- [Data under study]
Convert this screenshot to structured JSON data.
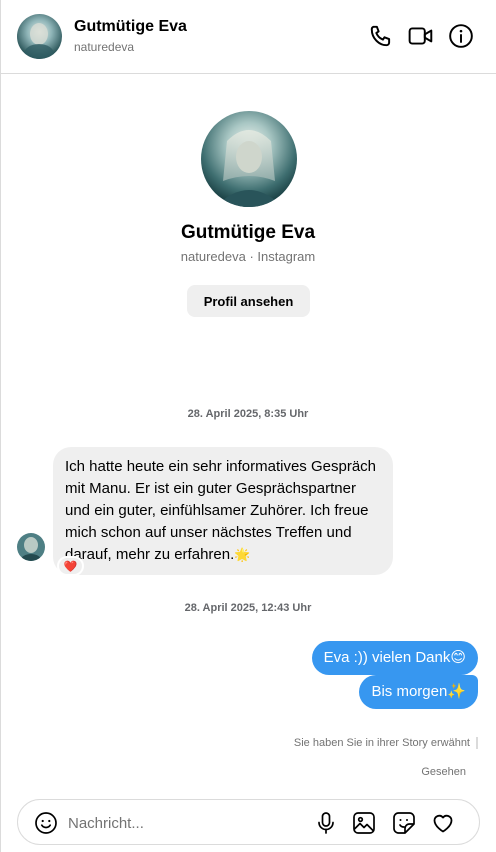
{
  "header": {
    "name": "Gutmütige Eva",
    "username": "naturedeva"
  },
  "profile": {
    "name": "Gutmütige Eva",
    "subtitle": "naturedeva · Instagram",
    "view_profile_label": "Profil ansehen"
  },
  "messages": {
    "timestamp_1": "28. April 2025, 8:35 Uhr",
    "incoming_text": "Ich hatte heute ein sehr informatives Gespräch mit Manu. Er ist ein guter Gesprächspartner und ein guter, einfühlsamer Zuhörer. Ich freue mich schon auf unser nächstes Treffen und darauf, mehr zu erfahren.",
    "incoming_emoji": "🌟",
    "reaction_emoji": "❤️",
    "timestamp_2": "28. April 2025, 12:43 Uhr",
    "outgoing_1": "Eva :)) vielen Dank😊",
    "outgoing_2": "Bis morgen✨",
    "story_note": "Sie haben Sie in ihrer Story erwähnt",
    "seen_label": "Gesehen"
  },
  "composer": {
    "placeholder": "Nachricht..."
  },
  "icons": {
    "header": [
      "phone-icon",
      "video-call-icon",
      "info-icon"
    ],
    "composer": [
      "emoji-icon",
      "microphone-icon",
      "image-icon",
      "sticker-icon",
      "heart-icon"
    ]
  },
  "colors": {
    "accent": "#3797f0",
    "incoming_bubble": "#efefef",
    "muted_text": "#737373",
    "border": "#dbdbdb"
  }
}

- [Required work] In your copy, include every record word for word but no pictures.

- [Exercise solution]
Convert this screenshot to structured JSON data.
{
  "header": {
    "name": "Gutmütige Eva",
    "username": "naturedeva"
  },
  "profile": {
    "name": "Gutmütige Eva",
    "subtitle": "naturedeva · Instagram",
    "view_profile_label": "Profil ansehen"
  },
  "messages": {
    "timestamp_1": "28. April 2025, 8:35 Uhr",
    "incoming_text": "Ich hatte heute ein sehr informatives Gespräch mit Manu. Er ist ein guter Gesprächspartner und ein guter, einfühlsamer Zuhörer. Ich freue mich schon auf unser nächstes Treffen und darauf, mehr zu erfahren.",
    "incoming_emoji": "🌟",
    "reaction_emoji": "❤️",
    "timestamp_2": "28. April 2025, 12:43 Uhr",
    "outgoing_1": "Eva :)) vielen Dank😊",
    "outgoing_2": "Bis morgen✨",
    "story_note": "Sie haben Sie in ihrer Story erwähnt",
    "seen_label": "Gesehen"
  },
  "composer": {
    "placeholder": "Nachricht..."
  },
  "icons": {
    "header": [
      "phone-icon",
      "video-call-icon",
      "info-icon"
    ],
    "composer": [
      "emoji-icon",
      "microphone-icon",
      "image-icon",
      "sticker-icon",
      "heart-icon"
    ]
  },
  "colors": {
    "accent": "#3797f0",
    "incoming_bubble": "#efefef",
    "muted_text": "#737373",
    "border": "#dbdbdb"
  }
}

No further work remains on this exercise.